But this happiness has strings attached. Soon they are getting notes from daycare, well-meaning friends avert their eyes, and their son’s odd proclivities begin to add up to something. A diagnosis is finally delivered: autism. The shock is almost unbearable, especially when the presiding doctor closes the session with a cheerful, “Have a nice drive home.”
What follows is a wide-ranging journey through the chaos of the next eight years of their lives. At one point there are “as many as four therapists doing three-hour shifts seven days a week” in their house. Bouncing between strategies, approaches and orthodoxies, Yanofsky and his wife are at turns confident and desperate.

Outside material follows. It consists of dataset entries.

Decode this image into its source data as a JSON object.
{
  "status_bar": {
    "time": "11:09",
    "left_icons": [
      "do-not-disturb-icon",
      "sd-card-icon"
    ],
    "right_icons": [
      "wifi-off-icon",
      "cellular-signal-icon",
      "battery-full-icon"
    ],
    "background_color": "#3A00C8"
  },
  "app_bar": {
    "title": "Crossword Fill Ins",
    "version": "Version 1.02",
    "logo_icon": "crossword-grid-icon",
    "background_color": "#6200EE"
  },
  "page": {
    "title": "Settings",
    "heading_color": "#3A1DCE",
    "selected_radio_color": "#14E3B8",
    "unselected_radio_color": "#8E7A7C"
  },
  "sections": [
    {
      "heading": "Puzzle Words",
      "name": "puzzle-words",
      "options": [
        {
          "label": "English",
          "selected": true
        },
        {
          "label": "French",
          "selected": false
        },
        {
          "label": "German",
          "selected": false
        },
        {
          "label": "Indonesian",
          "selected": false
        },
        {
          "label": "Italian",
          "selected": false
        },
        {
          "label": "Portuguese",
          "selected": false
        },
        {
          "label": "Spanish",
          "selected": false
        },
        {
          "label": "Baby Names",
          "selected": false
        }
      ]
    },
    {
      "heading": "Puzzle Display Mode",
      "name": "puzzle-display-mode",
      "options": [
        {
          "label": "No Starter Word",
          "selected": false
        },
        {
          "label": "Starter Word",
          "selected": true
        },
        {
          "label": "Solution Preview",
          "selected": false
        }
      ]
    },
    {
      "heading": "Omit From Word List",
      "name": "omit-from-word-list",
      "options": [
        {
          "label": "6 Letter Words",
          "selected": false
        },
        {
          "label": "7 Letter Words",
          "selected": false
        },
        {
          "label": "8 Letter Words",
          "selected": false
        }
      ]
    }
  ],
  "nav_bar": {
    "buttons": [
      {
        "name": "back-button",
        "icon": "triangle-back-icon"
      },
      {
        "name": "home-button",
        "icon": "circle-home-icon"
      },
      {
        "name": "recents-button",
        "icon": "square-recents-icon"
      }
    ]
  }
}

Yanofsky admits, “Cynthia and I retreated to our bedroom, closed the door, and put pillows over our heads to shut out what was being inflicted on our son, what we were, by proxy, inflicting on him.”
The author dives bravely into the contradictions and conflicts that raising an autistic child – let alone any child – engenders. It comes close to undoing Yanofsky’s marriage, and it clearly undoes Yanofsky daily. Recalling the book of Job, he identifies with the Biblical character’s endless travails. “What must [Job] have been thinking when it finally sunk in that all of it was gone? Only one thing: It wasn’t supposed to be like this.”
Yanofsky doesn’t shy away from his own shortcomings. He confesses that he ducks out of family duties and obligations: “I’m a consistent no-show at Jonah’s play dates.” Other shortcomings are left to the reader to judge, such as how he pulls back from hugging or kissing Jonah. And in case the reader misses it, there’s always his wife to point out a flaw. The repeated intrusions of Cynthia, in the form of italicized commentaries inserted by her husband, are annoying and frivolous. “First, sweetheart, calm down.” “Breathe, sweet- heart.” “It’s nothing you can’t do, too, sweetheart.” “Who are you talking about, sweetheart? Because that sounds like you.” It’s one thing for someone to be written into a memoir, but quite another for him or her to function as a literary device.
Yanofsky’s journey from shock to denial, then acceptance to pride is an affecting one. In between, father and son share a sense of humour that is genuinely wonky. It is in these moments of sharing, when the two collaborate on an ongoing bedtime story about the “Worst-Daddy- Ever,” or when Yanofsky wonders whether he should do something about an idea for the “S.O.S. League or Superheroes on the Spectrum,” that you know that Bad Animals will have a great sequel, whatever it’s called.